[Component data from apps and pages]

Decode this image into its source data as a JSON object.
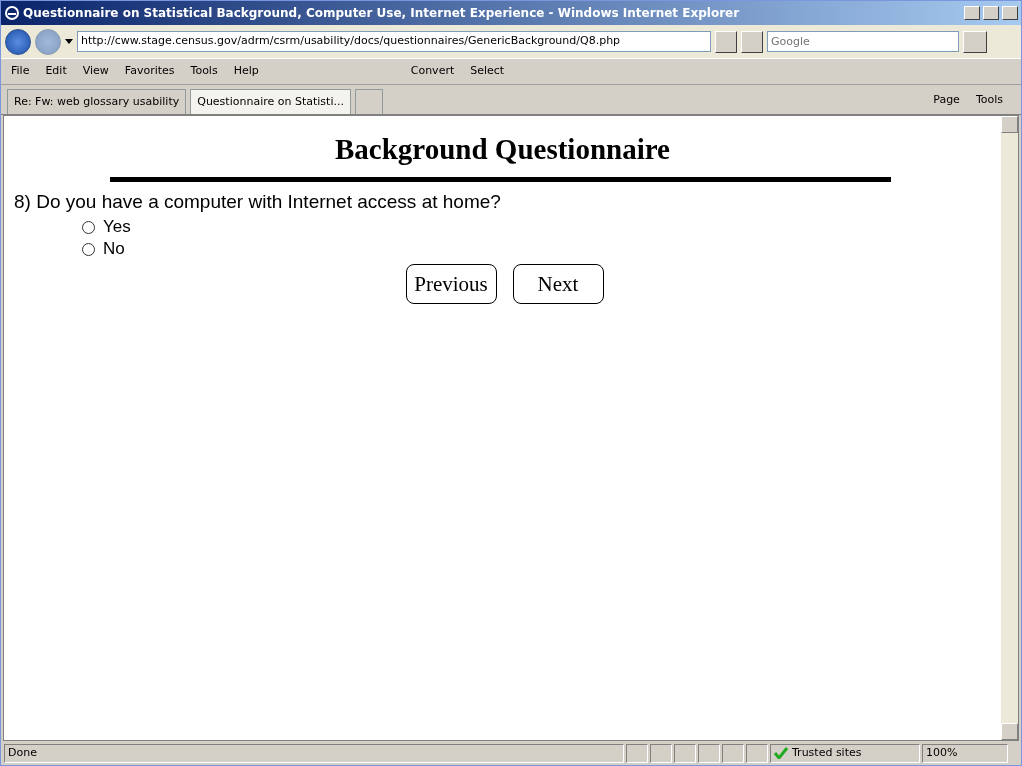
{
  "window": {
    "title": "Questionnaire on Statistical Background, Computer Use, Internet Experience - Windows Internet Explorer"
  },
  "address_bar": {
    "url": "http://cww.stage.census.gov/adrm/csrm/usability/docs/questionnaires/GenericBackground/Q8.php"
  },
  "search": {
    "placeholder": "Google"
  },
  "menu": [
    "File",
    "Edit",
    "View",
    "Favorites",
    "Tools",
    "Help"
  ],
  "toolbar": [
    "Convert",
    "Select"
  ],
  "tabs": [
    {
      "label": "Re: Fw: web glossary usability",
      "selected": false
    },
    {
      "label": "Questionnaire on Statisti...",
      "selected": true
    }
  ],
  "command_bar": [
    "Page",
    "Tools"
  ],
  "page": {
    "heading": "Background Questionnaire",
    "question": "8) Do you have a computer with Internet access at home?",
    "options": [
      {
        "label": "Yes",
        "selected": false
      },
      {
        "label": "No",
        "selected": false
      }
    ],
    "buttons": [
      "Previous",
      "Next"
    ]
  },
  "status_bar": {
    "text": "Done",
    "zone": "Trusted sites",
    "zoom": "100%"
  }
}
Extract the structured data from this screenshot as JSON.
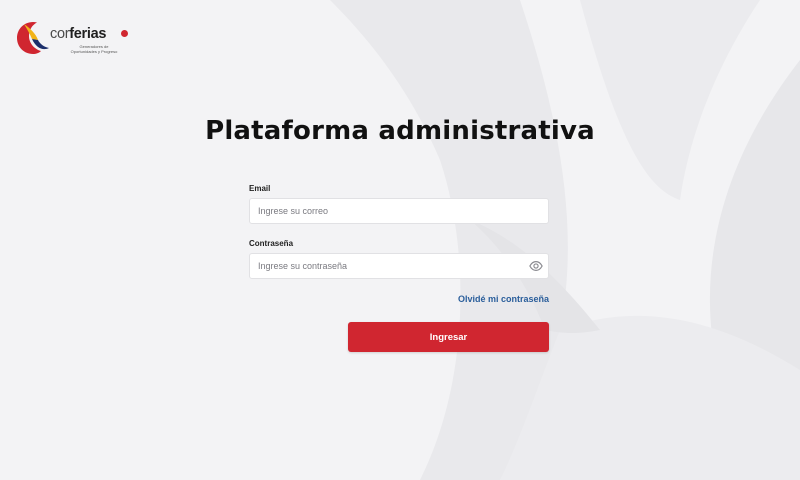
{
  "logo": {
    "brand_part1": "cor",
    "brand_part2": "ferias",
    "tagline_line1": "Generadores de",
    "tagline_line2": "Oportunidades y Progreso"
  },
  "page": {
    "title": "Plataforma administrativa"
  },
  "form": {
    "email_label": "Email",
    "email_placeholder": "Ingrese su correo",
    "password_label": "Contraseña",
    "password_placeholder": "Ingrese su contraseña",
    "toggle_icon": "eye-icon",
    "forgot_label": "Olvidé mi contraseña",
    "submit_label": "Ingresar"
  },
  "colors": {
    "background": "#f3f3f5",
    "accent_red": "#d02630",
    "link_blue": "#2a5e9b",
    "logo_yellow": "#f2b418",
    "logo_navy": "#1c2f6b"
  }
}
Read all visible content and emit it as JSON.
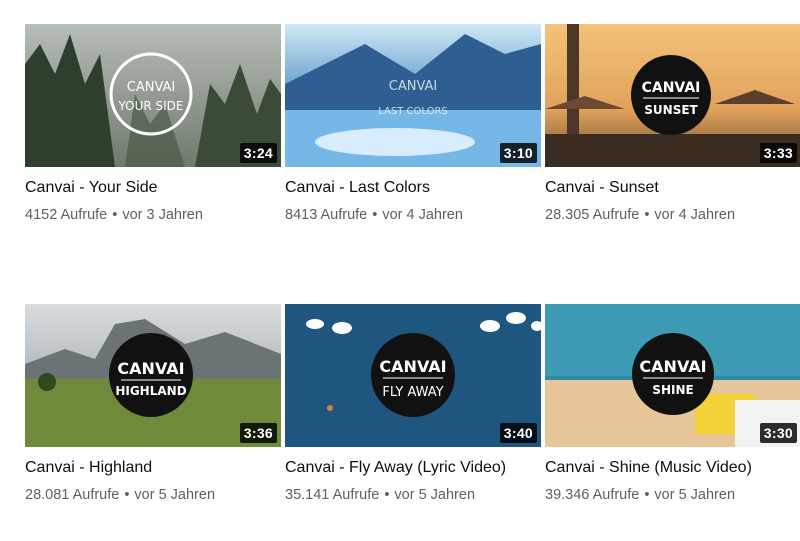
{
  "videos": [
    {
      "title": "Canvai - Your Side",
      "views": "4152 Aufrufe",
      "age": "vor 3 Jahren",
      "duration": "3:24",
      "logo_line1": "CANVAI",
      "logo_line2": "YOUR SIDE",
      "thumb_icon": "circle-logo-icon"
    },
    {
      "title": "Canvai - Last Colors",
      "views": "8413 Aufrufe",
      "age": "vor 4 Jahren",
      "duration": "3:10",
      "logo_line1": "CANVAI",
      "logo_line2": "LAST COLORS",
      "thumb_icon": "text-logo-icon"
    },
    {
      "title": "Canvai - Sunset",
      "views": "28.305 Aufrufe",
      "age": "vor 4 Jahren",
      "duration": "3:33",
      "logo_line1": "CANVAI",
      "logo_line2": "SUNSET",
      "thumb_icon": "black-circle-logo-icon"
    },
    {
      "title": "Canvai - Highland",
      "views": "28.081 Aufrufe",
      "age": "vor 5 Jahren",
      "duration": "3:36",
      "logo_line1": "CANVAI",
      "logo_line2": "HIGHLAND",
      "thumb_icon": "black-circle-logo-icon"
    },
    {
      "title": "Canvai - Fly Away (Lyric Video)",
      "views": "35.141 Aufrufe",
      "age": "vor 5 Jahren",
      "duration": "3:40",
      "logo_line1": "CANVAI",
      "logo_line2": "FLY AWAY",
      "thumb_icon": "black-circle-logo-icon"
    },
    {
      "title": "Canvai - Shine (Music Video)",
      "views": "39.346 Aufrufe",
      "age": "vor 5 Jahren",
      "duration": "3:30",
      "logo_line1": "CANVAI",
      "logo_line2": "SHINE",
      "thumb_icon": "black-circle-logo-icon"
    }
  ],
  "separator": "•",
  "colors": {
    "title": "#0f0f0f",
    "meta": "#606060",
    "duration_bg": "#000000"
  }
}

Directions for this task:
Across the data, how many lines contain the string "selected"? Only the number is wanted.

Task solution:
4